The ladder on this lookout tower had a netting of farm hog wire around it for safety purposes. When it was installed there apparently was no thought given to someone climbing the ladder with a filled packsack on his back. There was just room to squeeze through and many times the packsack caught on the wire netting. When this happened, I would need to back down a step to get it unhooked, then try to squeeze closer to the ladder to keep the packsack from catching. However it would eventually catch again and each of these incidents would cause me to clutch the steel ladder still tighter.
It was a struggle but I made it to the floor of the cab or, as it was referred to in those days, the crows-nest. Now I had to get the key out of my pocket with one hand, unlock the padlock without dropping that valuable key, and still balance the packsack while I held onto the top of the ladder with the other hand. I would not be surprised if my finger prints are still showing on that piece of galvanized iron ladder. The next struggle was to get myself and the packsack through the small trap door. Eventually I made it and opened a window. Page yelled up instructions in stages until the telephone wires were all accounted for and connected. One long ring was the universal ring to alert telephone operators. The ring went through. I got an answer showing that all the wires were connected properly.

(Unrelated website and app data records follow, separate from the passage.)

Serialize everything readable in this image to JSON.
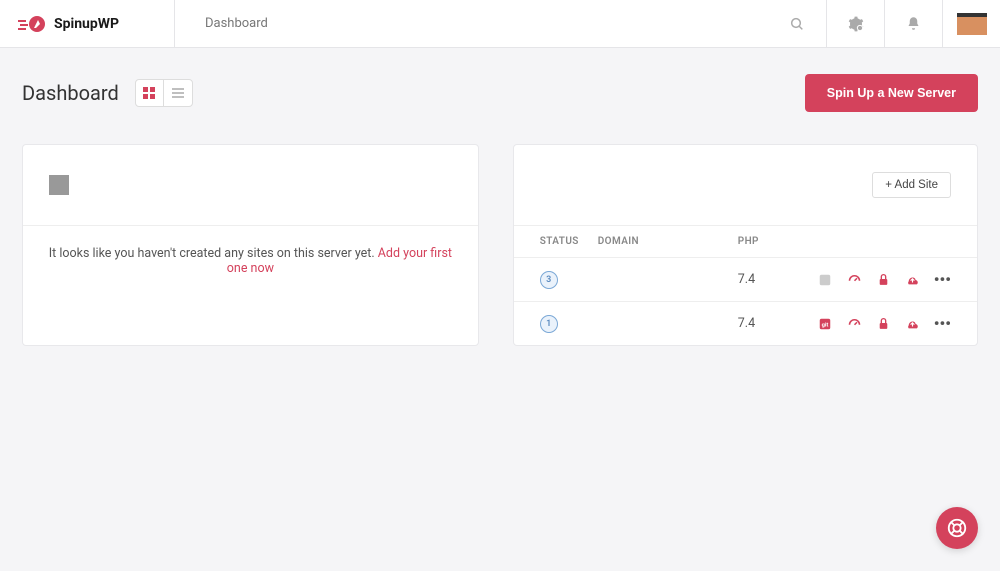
{
  "brand": "SpinupWP",
  "breadcrumb": "Dashboard",
  "page_title": "Dashboard",
  "primary_button": "Spin Up a New Server",
  "add_site_label": "+ Add Site",
  "empty_state": {
    "text": "It looks like you haven't created any sites on this server yet. ",
    "link": "Add your first one now"
  },
  "table": {
    "headers": {
      "status": "STATUS",
      "domain": "DOMAIN",
      "php": "PHP"
    },
    "rows": [
      {
        "status": "3",
        "domain": "",
        "php": "7.4",
        "git_muted": true
      },
      {
        "status": "1",
        "domain": "",
        "php": "7.4",
        "git_muted": false
      }
    ]
  },
  "colors": {
    "accent": "#d4425c",
    "badge_border": "#7ba8d6"
  }
}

With a, "Report all smokes you see to the ranger station at Park Rapids," Page drove away. I could find no instructions as to how to maintain the lookout tower records. Now I was all alone and it was my first opportunity to pull myself together. First I found a string and tied my key firmly to the belt loop of my trousers. Then I located the previous year's tower records so I could determine what I was expected to do. But this still did not fully prepare me for reporting the first smoke that appeared.
Sometime after noon I saw the first evidence of a fire. There was no wind and the faint smoke seemed to be going straight up. I waited to decide if the smoke might be two or twenty miles from the tower. As I watched, it became grayish in color and then black. Eventually I decided it was probably twenty miles away and could be a burning building because of its very dark color.
I reported the smoke in less than two minutes after I first saw it and tried to sound professional. When asked how far it was from the tower, I hesitated a few seconds even though I had already decided it was between fifteen and twenty miles away. I thought the hesitation might indicate that I was carefully considering the answer.
After a half hour I became convinced that it was not a burning building. There was more smoke and it was quite widely spread at the base. I called Park Rapids to report my observation and was told that fire fighters had been dispatched and the location of the fire was known. Days later I learned my estimate of distance had been wrong by some five miles. In less than an hour the volume of smoke had diminished showing that the fire, the only smoke I saw that day, had been brought under control.
It was after five o'clock when someone called me from Park Rapids. Since no smoke was visible I was told I could leave the tower for the day. I was really grateful for this since I had not had a thing to eat since breakfast. Page had said nothing about going down for lunch so I stayed right there. After that I took a sandwich and fruit jar of water with me.
(Excerpt from Don Wilson's "To Be A Forest Ranger" pages 7-10, PDF pages 17-20)